Fecko will lead the dental network’s end-to-end patient journey, support its overall growth, and work to maximize patient experiences across every touchpoint, the company said in a release.

“Martin’s in-depth expertise in engaging and retaining customers through a digitally enabled experience will be valuable in realizing our vision to be Canada’s most trusted healthcare network,” said Dentalcorp president Guy Amini.

Prior to joining Scotiabank’s digital-only banking brand in late-2019, Fecko was country manager for Intuit Canada and spent 10 years at American Express in consumer and digital marketing.

PointsBet Canada nabs former Bell marketer as it pursues expansion

Dave Rivers has joined PointsBet, an online gaming and sports betting operator, as Canadian VP of marketing.

Rivers joins from Bell, where he was most recently director of brand marketing and sponsorship, responsible for driving the company’s national sponsorship strategy and portfolio.
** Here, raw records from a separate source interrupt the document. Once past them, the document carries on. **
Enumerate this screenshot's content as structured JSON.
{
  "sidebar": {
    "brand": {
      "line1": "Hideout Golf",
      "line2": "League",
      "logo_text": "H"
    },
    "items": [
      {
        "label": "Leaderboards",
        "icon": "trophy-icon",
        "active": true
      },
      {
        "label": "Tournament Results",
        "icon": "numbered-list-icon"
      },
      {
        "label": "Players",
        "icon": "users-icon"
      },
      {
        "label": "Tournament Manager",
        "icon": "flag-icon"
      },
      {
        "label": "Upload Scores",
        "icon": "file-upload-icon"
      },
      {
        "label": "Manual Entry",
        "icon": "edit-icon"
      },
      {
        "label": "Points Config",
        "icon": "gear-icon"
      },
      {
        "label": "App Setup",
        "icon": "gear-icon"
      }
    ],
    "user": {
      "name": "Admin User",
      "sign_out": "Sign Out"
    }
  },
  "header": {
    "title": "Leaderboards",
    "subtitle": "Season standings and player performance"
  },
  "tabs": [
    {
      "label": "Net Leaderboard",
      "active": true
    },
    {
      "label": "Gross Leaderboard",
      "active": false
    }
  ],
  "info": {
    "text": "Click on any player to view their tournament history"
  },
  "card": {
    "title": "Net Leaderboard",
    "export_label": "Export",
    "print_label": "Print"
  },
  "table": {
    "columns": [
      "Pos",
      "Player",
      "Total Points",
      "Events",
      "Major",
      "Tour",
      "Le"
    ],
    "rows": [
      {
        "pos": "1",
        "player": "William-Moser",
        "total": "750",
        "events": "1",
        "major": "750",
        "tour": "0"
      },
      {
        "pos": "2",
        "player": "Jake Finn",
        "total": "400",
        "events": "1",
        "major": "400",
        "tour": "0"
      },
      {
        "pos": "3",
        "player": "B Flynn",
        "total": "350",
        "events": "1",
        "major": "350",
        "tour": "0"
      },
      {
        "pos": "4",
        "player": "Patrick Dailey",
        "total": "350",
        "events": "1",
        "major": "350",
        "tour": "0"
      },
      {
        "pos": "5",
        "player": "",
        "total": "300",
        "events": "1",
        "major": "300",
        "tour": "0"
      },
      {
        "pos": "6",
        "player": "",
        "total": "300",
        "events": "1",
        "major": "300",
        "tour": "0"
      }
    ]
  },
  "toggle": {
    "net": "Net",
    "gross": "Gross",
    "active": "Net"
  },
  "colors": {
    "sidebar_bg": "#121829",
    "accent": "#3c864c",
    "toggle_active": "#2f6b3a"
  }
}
He will report to PointsBet Canada chief commercial officer Nic Sulsky.

According to Sulsky, Rivers will “play a key role as we prepare to launch a business that is unique to our roots here in Canada.”

PointsBet has a significant presence in Australia, where it was founded, and in the U.S. In July, it named Scott Vanderwel, a former SVP at Rogers, as CEO of its Canadian subsidiary, one of several hires aimed at establishing the company’s presence locally.

Thinkific names first CMO among other executive appointments

Vancouver’s Thinkific, a platform for creating, marketing and selling online courses, has appointed Henk Campher as its first chief marketing officer as it invests in marketing to support its growth plans. It has also upped Chris McGuire to the role of chief technology officer and moved former CTO and co-founder Matt Payne into the new role of SVP of innovation.

Co-founder and CEO Greg Smith said Campher and McGuire “will play key roles building high-functioning teams around them and optimizing investment as we continue to carve out an increasingly prominent and differentiated position in the global market.”

Campher joins from Hootsuite, where he was VP of corporate marketing. Before that, he was VP of brand and communications at CRM giant Salesforce.

Lolë names new VP of digital omni-commerce as parent company exits bankruptcy protection

The Montreal-based athletic apparel and accessories retailer has appointed Rob French as VP of digital omni-commerce.

French will lead Lolë’s efforts in consumer insights, supply chain-to-consumer models and online customer journeys. In what is a new role for the company, he will also work to grow the company’s retail brand. He arrives with sixteen years experience in ecommerce, having spent the last few years as chief digital commerce officer at sporting goods retailer Decathlon.

In May 2020, Lolë parent Coalision Inc. filed for bankruptcy protection, citing several years of losses as a result of a downturn in the retail clothing market, increased competition and excess inventory – problems exacerbated by the onset of the COVID-19 pandemic. At the time of the filing, Coalision was seeking an investor or purchaser of its assets.

It successfully exited bankruptcy protection last year and is currently rebuilding its executive team, according to a spokesperson.